This is Rob Long with Martini Shot.
A few days ago, I was talking to a writer friend of mine. He had a meeting scheduled the next day with a senior executive at one of the networks.
"I don't even know why I'm going," he told me. "Everybody knows that --" and here he mentioned the name of the executive -- "is getting fired next week. I mean, it's a total waste of my time. I go to the meeting, I pitch my idea, exec buys it in the room, exec gets fired that afternoon, idea dead. You know what I should do? I should go to the meeting, tell" -- and here he mentioned the name of the executive again, which I amnot going to mention because I'm not really sure yet if that particular executive knows that that particular executive's contract isn't being renewed -- I mean, things like this happen all the time in Hollywood -- the only person unaware of the total lack of upper management support for that person's continued employment is usually that person. I once heard of a guy who was summoned to his studio boss' office for what he thought was a pat on the back and a bonus check, only to be terminated. And when he got back to his office, his stuff was all packed up -- turns out his assistant had been discretely boxing his belongings for the past two weeks, leaving out just enough items to create a kind of comforting Potemkin-village of an office.
But I've lost the thread of this.
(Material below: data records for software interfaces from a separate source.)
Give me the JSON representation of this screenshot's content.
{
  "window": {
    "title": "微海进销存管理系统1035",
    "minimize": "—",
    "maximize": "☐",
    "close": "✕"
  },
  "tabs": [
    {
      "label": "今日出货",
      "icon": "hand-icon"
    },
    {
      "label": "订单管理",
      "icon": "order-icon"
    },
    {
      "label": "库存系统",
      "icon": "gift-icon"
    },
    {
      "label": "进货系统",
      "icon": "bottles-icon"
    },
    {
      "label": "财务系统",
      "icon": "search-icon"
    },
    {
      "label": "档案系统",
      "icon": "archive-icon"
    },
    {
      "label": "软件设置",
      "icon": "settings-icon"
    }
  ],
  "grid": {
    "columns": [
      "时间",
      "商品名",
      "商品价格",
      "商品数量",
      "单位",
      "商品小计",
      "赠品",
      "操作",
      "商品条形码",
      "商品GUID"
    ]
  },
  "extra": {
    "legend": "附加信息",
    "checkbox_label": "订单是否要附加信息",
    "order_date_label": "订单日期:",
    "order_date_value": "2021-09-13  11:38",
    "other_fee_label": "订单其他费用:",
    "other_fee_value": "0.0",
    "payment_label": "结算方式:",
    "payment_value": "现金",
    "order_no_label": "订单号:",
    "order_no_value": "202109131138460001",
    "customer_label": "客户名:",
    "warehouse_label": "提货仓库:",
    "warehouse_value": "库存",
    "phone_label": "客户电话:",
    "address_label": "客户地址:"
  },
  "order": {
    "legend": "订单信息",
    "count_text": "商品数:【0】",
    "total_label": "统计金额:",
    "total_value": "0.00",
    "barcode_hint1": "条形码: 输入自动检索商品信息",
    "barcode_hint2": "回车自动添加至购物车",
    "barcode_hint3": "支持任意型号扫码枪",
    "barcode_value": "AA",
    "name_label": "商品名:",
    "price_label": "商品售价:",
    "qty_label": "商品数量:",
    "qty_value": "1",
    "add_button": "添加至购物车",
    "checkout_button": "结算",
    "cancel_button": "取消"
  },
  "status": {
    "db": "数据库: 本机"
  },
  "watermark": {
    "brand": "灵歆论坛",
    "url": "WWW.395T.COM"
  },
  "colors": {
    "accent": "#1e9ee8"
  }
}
Where was I? Oh, right: my friend wanted to go to the meeting and tell the executive what everybody knew, and say, "Hey, no hard feelings, but why don't we just sit here and drink our Diet Cokes and talk about the weather, and I'll just save my pitch for your successor, who we're all pretty sure is--" and here my friend mentioned the name of the person that everybody knows is going to replace the person that everybody know going to get fired, which I'm not going to do, because I'm not really sure that is the person, yet, and I don't want that person to think that some kind of big offer of big money is surely on its way and do something silly like buy a house north of Montana with one of those jumbo 40-year interest-only crippling balloon-payment adjustable interest-rate mortgages because, hey, I'm the new VP of network comedy development! I'm unstoppable! I will succeed at this job! Despite the fact that no one has ever succeeded at this job! Ever! So by the time that balloon payment comes due I'll be running the damn network myself! Not teaching at the Learning Annex! Where do I sign the escrow papers?!
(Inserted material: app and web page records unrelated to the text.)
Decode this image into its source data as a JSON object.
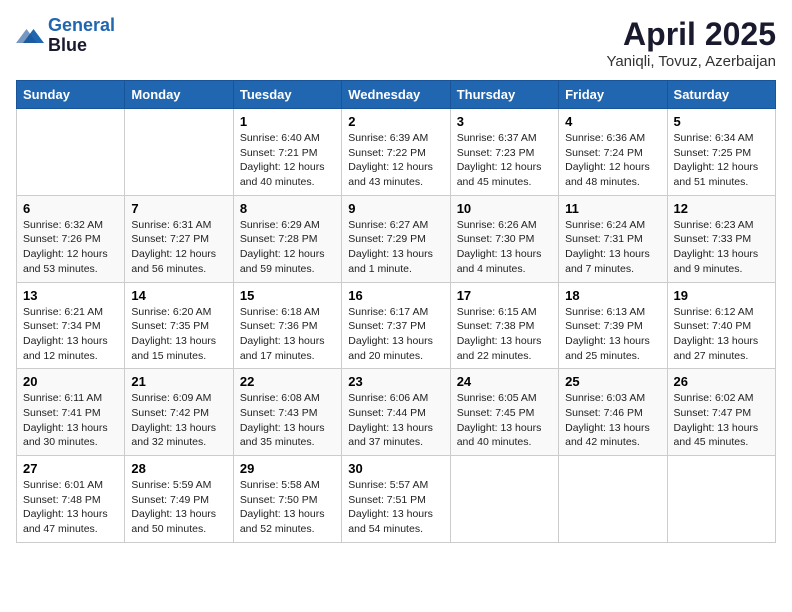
{
  "header": {
    "logo_line1": "General",
    "logo_line2": "Blue",
    "title": "April 2025",
    "subtitle": "Yaniqli, Tovuz, Azerbaijan"
  },
  "weekdays": [
    "Sunday",
    "Monday",
    "Tuesday",
    "Wednesday",
    "Thursday",
    "Friday",
    "Saturday"
  ],
  "weeks": [
    [
      {
        "day": "",
        "info": ""
      },
      {
        "day": "",
        "info": ""
      },
      {
        "day": "1",
        "info": "Sunrise: 6:40 AM\nSunset: 7:21 PM\nDaylight: 12 hours and 40 minutes."
      },
      {
        "day": "2",
        "info": "Sunrise: 6:39 AM\nSunset: 7:22 PM\nDaylight: 12 hours and 43 minutes."
      },
      {
        "day": "3",
        "info": "Sunrise: 6:37 AM\nSunset: 7:23 PM\nDaylight: 12 hours and 45 minutes."
      },
      {
        "day": "4",
        "info": "Sunrise: 6:36 AM\nSunset: 7:24 PM\nDaylight: 12 hours and 48 minutes."
      },
      {
        "day": "5",
        "info": "Sunrise: 6:34 AM\nSunset: 7:25 PM\nDaylight: 12 hours and 51 minutes."
      }
    ],
    [
      {
        "day": "6",
        "info": "Sunrise: 6:32 AM\nSunset: 7:26 PM\nDaylight: 12 hours and 53 minutes."
      },
      {
        "day": "7",
        "info": "Sunrise: 6:31 AM\nSunset: 7:27 PM\nDaylight: 12 hours and 56 minutes."
      },
      {
        "day": "8",
        "info": "Sunrise: 6:29 AM\nSunset: 7:28 PM\nDaylight: 12 hours and 59 minutes."
      },
      {
        "day": "9",
        "info": "Sunrise: 6:27 AM\nSunset: 7:29 PM\nDaylight: 13 hours and 1 minute."
      },
      {
        "day": "10",
        "info": "Sunrise: 6:26 AM\nSunset: 7:30 PM\nDaylight: 13 hours and 4 minutes."
      },
      {
        "day": "11",
        "info": "Sunrise: 6:24 AM\nSunset: 7:31 PM\nDaylight: 13 hours and 7 minutes."
      },
      {
        "day": "12",
        "info": "Sunrise: 6:23 AM\nSunset: 7:33 PM\nDaylight: 13 hours and 9 minutes."
      }
    ],
    [
      {
        "day": "13",
        "info": "Sunrise: 6:21 AM\nSunset: 7:34 PM\nDaylight: 13 hours and 12 minutes."
      },
      {
        "day": "14",
        "info": "Sunrise: 6:20 AM\nSunset: 7:35 PM\nDaylight: 13 hours and 15 minutes."
      },
      {
        "day": "15",
        "info": "Sunrise: 6:18 AM\nSunset: 7:36 PM\nDaylight: 13 hours and 17 minutes."
      },
      {
        "day": "16",
        "info": "Sunrise: 6:17 AM\nSunset: 7:37 PM\nDaylight: 13 hours and 20 minutes."
      },
      {
        "day": "17",
        "info": "Sunrise: 6:15 AM\nSunset: 7:38 PM\nDaylight: 13 hours and 22 minutes."
      },
      {
        "day": "18",
        "info": "Sunrise: 6:13 AM\nSunset: 7:39 PM\nDaylight: 13 hours and 25 minutes."
      },
      {
        "day": "19",
        "info": "Sunrise: 6:12 AM\nSunset: 7:40 PM\nDaylight: 13 hours and 27 minutes."
      }
    ],
    [
      {
        "day": "20",
        "info": "Sunrise: 6:11 AM\nSunset: 7:41 PM\nDaylight: 13 hours and 30 minutes."
      },
      {
        "day": "21",
        "info": "Sunrise: 6:09 AM\nSunset: 7:42 PM\nDaylight: 13 hours and 32 minutes."
      },
      {
        "day": "22",
        "info": "Sunrise: 6:08 AM\nSunset: 7:43 PM\nDaylight: 13 hours and 35 minutes."
      },
      {
        "day": "23",
        "info": "Sunrise: 6:06 AM\nSunset: 7:44 PM\nDaylight: 13 hours and 37 minutes."
      },
      {
        "day": "24",
        "info": "Sunrise: 6:05 AM\nSunset: 7:45 PM\nDaylight: 13 hours and 40 minutes."
      },
      {
        "day": "25",
        "info": "Sunrise: 6:03 AM\nSunset: 7:46 PM\nDaylight: 13 hours and 42 minutes."
      },
      {
        "day": "26",
        "info": "Sunrise: 6:02 AM\nSunset: 7:47 PM\nDaylight: 13 hours and 45 minutes."
      }
    ],
    [
      {
        "day": "27",
        "info": "Sunrise: 6:01 AM\nSunset: 7:48 PM\nDaylight: 13 hours and 47 minutes."
      },
      {
        "day": "28",
        "info": "Sunrise: 5:59 AM\nSunset: 7:49 PM\nDaylight: 13 hours and 50 minutes."
      },
      {
        "day": "29",
        "info": "Sunrise: 5:58 AM\nSunset: 7:50 PM\nDaylight: 13 hours and 52 minutes."
      },
      {
        "day": "30",
        "info": "Sunrise: 5:57 AM\nSunset: 7:51 PM\nDaylight: 13 hours and 54 minutes."
      },
      {
        "day": "",
        "info": ""
      },
      {
        "day": "",
        "info": ""
      },
      {
        "day": "",
        "info": ""
      }
    ]
  ]
}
See, I won't do that to that person. Because it would be, at best, premature, and at worst, cruel. And I, as you know, love people.
But my writer friend does not love people. And he doesn't see why he needs to go through the weird Kabuki of taking a meeting he knows will be useless. Interesting existential question, really. Because when you get right down to it, all meetings are useless -- all executives are doomed -- and any pitch can get sucked into that sticky, sweet-smelling development dumpster.
But I was curious about his predicament, so I called a wise, older agent friend of mine. I put the dilemma to him. He sighed the sigh of a very rich -- very, very rich -- man.
"You know what I'd tell him? He asked, richly.
"I'd tell him to shut up and pitch," he said, wealthily.
"Really? Even to an exec on the way out?"
"Yeah. Look, you go in there, and you salute the uniform, okay? What do you care who's wearing it? They put a monkey in the uniform, you salute the monkey." And then he hung up, with great affluence.
I was going to call my friend with this advice, but then another friend called me to say that that friend didn't know it yet, but wasn't going to get his studio contract renewed. So the exec who was about to be fired was only having the meeting with the writer out of courtesy. Talk about Kabuki.
I didn't tell me friend what I heard. Because I, you know, love people.
That's it for this week. Next week, we make a series of mistakes. For KCRW, this is Rob Long with Martini Shot.